Review: The UK's Mica Levi is back on our charts and much like last time, we expect these five glorious slices of drone-laden experimentation to fly out of here in record time. The supremely off-kilter waves of this new EP land on Demdike Stare's DDS imprint, now something of an institution for the odder side of electronica, and they couldn't be better placed anywhere else. That said, the noisy ambient glows of "Delete Beach (Japanese)", and the sparse, aqueous drum machine loops of "Interlude 1" are perhaps a step further out into the ether compared to the label's usual bag of tricks. On the B-side, the instrumental cut of "Delete Beach" morphs and develops beautifully for the entirety of the waxplate while, stretching to disc 2, "Interlude 2" catapults us into a world made up of sporadic pianos and Vengelian synths, leaving the English version of "Delete Beach" to unravel what was said on the A1.
Review: 2013's Das Heise Experiment album was one of Robert Witschakwoski's wilder efforts under the storied Exaltics alias. This belated second volume is perhaps not quite as intense - there are less acid-fired workouts, for starters - but it is just as impressively mind-altering in tone. Although rooted in machine electro, the 12 obliquely-titled tracks draw on a myriad of influences, resulting in a largely dark, moody and clandestine mixture of dark and paranoid ambience, panicked IDM, punchy, Drexciya-style missives, end-of-days mid-tempo techno and fuzzy, L.I.E.S/Vatican Shadow style lo-fi murk.

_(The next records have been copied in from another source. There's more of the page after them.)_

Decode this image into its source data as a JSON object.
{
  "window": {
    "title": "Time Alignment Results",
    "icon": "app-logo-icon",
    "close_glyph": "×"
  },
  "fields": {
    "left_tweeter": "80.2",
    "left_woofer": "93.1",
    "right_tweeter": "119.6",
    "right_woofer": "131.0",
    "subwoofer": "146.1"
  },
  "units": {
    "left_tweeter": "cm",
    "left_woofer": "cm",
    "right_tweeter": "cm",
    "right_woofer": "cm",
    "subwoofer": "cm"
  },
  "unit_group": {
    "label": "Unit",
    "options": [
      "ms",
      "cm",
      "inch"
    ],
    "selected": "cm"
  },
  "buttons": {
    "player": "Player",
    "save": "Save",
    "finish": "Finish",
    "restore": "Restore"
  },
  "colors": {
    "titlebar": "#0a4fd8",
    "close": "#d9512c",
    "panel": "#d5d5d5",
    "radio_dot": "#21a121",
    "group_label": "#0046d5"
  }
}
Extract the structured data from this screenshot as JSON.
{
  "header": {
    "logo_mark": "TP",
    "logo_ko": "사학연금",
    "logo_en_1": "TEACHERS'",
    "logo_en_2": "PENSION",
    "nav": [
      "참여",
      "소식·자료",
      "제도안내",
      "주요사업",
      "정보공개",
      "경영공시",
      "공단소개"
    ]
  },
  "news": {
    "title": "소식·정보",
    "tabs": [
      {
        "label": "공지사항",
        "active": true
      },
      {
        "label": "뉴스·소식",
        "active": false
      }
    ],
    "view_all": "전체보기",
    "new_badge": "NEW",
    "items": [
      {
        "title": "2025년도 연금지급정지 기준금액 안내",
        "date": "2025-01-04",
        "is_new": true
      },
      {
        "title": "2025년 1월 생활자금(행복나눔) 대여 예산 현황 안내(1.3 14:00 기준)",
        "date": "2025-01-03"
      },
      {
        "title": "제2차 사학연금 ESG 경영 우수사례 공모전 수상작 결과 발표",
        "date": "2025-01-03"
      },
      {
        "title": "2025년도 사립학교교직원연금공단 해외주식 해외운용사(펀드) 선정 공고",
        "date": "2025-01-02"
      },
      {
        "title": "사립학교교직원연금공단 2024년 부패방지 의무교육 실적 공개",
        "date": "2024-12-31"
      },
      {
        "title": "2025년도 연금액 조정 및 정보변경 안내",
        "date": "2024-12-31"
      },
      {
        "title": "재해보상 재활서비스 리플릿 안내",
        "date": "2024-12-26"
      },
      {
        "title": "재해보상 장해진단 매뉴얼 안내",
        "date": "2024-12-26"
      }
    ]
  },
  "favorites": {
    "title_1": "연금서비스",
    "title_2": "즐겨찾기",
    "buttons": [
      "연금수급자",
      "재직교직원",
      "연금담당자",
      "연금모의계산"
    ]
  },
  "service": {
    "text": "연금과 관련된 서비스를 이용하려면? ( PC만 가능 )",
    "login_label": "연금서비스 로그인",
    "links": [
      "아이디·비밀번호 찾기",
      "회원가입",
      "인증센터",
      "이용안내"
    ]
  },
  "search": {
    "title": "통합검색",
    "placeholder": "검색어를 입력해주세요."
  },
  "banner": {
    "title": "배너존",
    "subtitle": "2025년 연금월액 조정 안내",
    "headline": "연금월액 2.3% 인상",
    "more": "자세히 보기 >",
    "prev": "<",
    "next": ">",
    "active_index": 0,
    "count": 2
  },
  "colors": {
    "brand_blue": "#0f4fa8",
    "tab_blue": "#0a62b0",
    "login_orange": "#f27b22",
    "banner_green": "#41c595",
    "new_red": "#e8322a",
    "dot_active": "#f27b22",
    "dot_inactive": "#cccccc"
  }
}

As you'd expect, the whole thing hangs together brilliantly, sounding not unlike the soundtrack to an imaginary sci-fi horror set on a haunted spaceship.